Most modern web applications rely on some form of asynchronous operations, for things like fetching data from a web service, or pushing data to the cloud. Until not long ago (~2014/2015), it was common-practice for developers to rely on callback functions for resuming operations at the completion of a particular async call. Callbacks solved the problem, but they often resulted in deeply-nested difficult-to-read code, colloquially known as “pyramids of doom”.

The JavaScript Promises pattern was created to solve the async-chaining problem in a cleaner way. At their core, Promises provide a way for chaining together multiple actions, in an easy-to-read and predictable order. To the extent that Promises are chained, the term “Breaking the Promise chain” refers to accidentally letting some of operations run loose, so that instead of one chain of operations, you accidentally end up with multiple parallel execution. This is bad because:

  • More often than not, logic that was meant to run in a certain order will break if the operations start running out of order.
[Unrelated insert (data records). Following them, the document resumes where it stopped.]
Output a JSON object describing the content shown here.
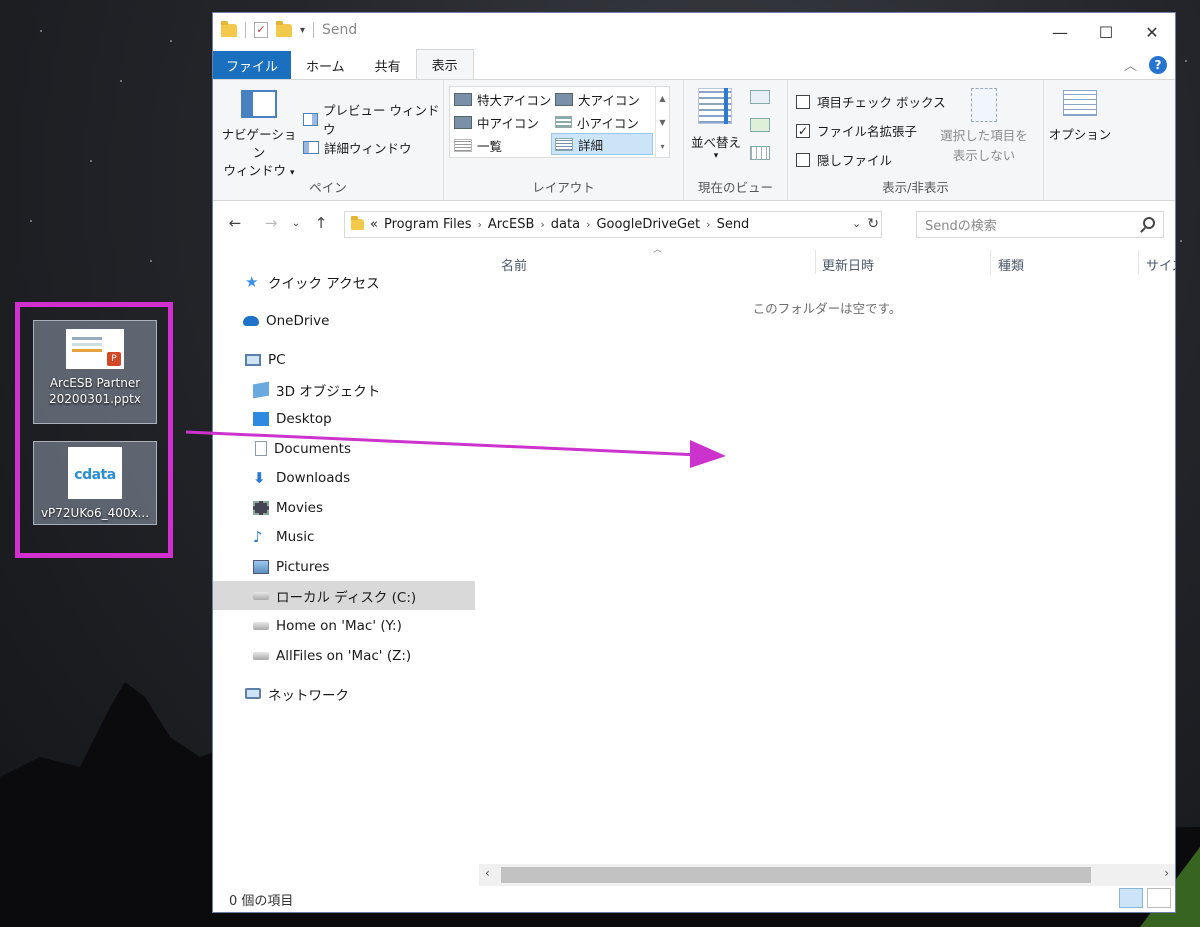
{
  "desktop": {
    "icons": [
      {
        "label_line1": "ArcESB Partner",
        "label_line2": "20200301.pptx"
      },
      {
        "label_line1": "vP72UKo6_400x...",
        "label_line2": "",
        "logo_text": "cdata"
      }
    ],
    "selection_color": "#d22fcf"
  },
  "window": {
    "title": "Send",
    "caption": {
      "minimize": "—",
      "maximize": "☐",
      "close": "✕"
    }
  },
  "tabs": [
    {
      "label": "ファイル"
    },
    {
      "label": "ホーム"
    },
    {
      "label": "共有"
    },
    {
      "label": "表示"
    }
  ],
  "ribbon": {
    "pane": {
      "nav_pane_line1": "ナビゲーション",
      "nav_pane_line2": "ウィンドウ",
      "preview": "プレビュー ウィンドウ",
      "details": "詳細ウィンドウ",
      "label": "ペイン"
    },
    "layout": {
      "items": [
        "特大アイコン",
        "大アイコン",
        "中アイコン",
        "小アイコン",
        "一覧",
        "詳細"
      ],
      "selected": "詳細",
      "label": "レイアウト"
    },
    "view": {
      "sort": "並べ替え",
      "label": "現在のビュー"
    },
    "showhide": {
      "item_checkbox": "項目チェック ボックス",
      "file_ext": "ファイル名拡張子",
      "hidden_files": "隠しファイル",
      "hide_selected_line1": "選択した項目を",
      "hide_selected_line2": "表示しない",
      "label": "表示/非表示"
    },
    "options": {
      "label": "オプション"
    }
  },
  "address": {
    "crumbs": [
      "Program Files",
      "ArcESB",
      "data",
      "GoogleDriveGet",
      "Send"
    ],
    "prefix": "«"
  },
  "search": {
    "placeholder": "Sendの検索"
  },
  "nav": {
    "items": [
      {
        "label": "クイック アクセス"
      },
      {
        "label": "OneDrive"
      },
      {
        "label": "PC"
      },
      {
        "label": "3D オブジェクト"
      },
      {
        "label": "Desktop"
      },
      {
        "label": "Documents"
      },
      {
        "label": "Downloads"
      },
      {
        "label": "Movies"
      },
      {
        "label": "Music"
      },
      {
        "label": "Pictures"
      },
      {
        "label": "ローカル ディスク (C:)"
      },
      {
        "label": "Home on 'Mac' (Y:)"
      },
      {
        "label": "AllFiles on 'Mac' (Z:)"
      },
      {
        "label": "ネットワーク"
      }
    ]
  },
  "columns": [
    "名前",
    "更新日時",
    "種類",
    "サイズ"
  ],
  "empty_message": "このフォルダーは空です。",
  "status": {
    "text": "0 個の項目"
  }
}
This leads to a class of not-always-reproducible and hard-to-diagnose bugs, known as timing issues.
  • In the case of Office.js APIs and the Excel.run(batch) (and Word.run(batch), etc.) family of methods, a broken Promise chain can lead to objects being inadvertently cleaned up before you’re done using them… leading to even harder-to-diagnose timing issues.
  • A broken Promise chain can leads to silently-swallowed errors, with the .catch statement handling only one of the thread chains, but not the other(s).

The good news is that in the new Office.js, the only asynchronous operation is “context.sync(). So – other than places in your code where you explicitly call a web service or do some other async operations – the only place where you need to watch out for with Office.js is just the context.sync() method. And moreover, there is exactly one simple rule you need to follow:

The part about returning a Promise is critical. Just calling context.sync() inside of the body of a function, without returning it, will lead to anything from errors being silently swallowed, to everything going completely awry.

For context.sync() in particular, there is a method for sidestepping the return issue altogether. You will read more about it in “Syncing object state”.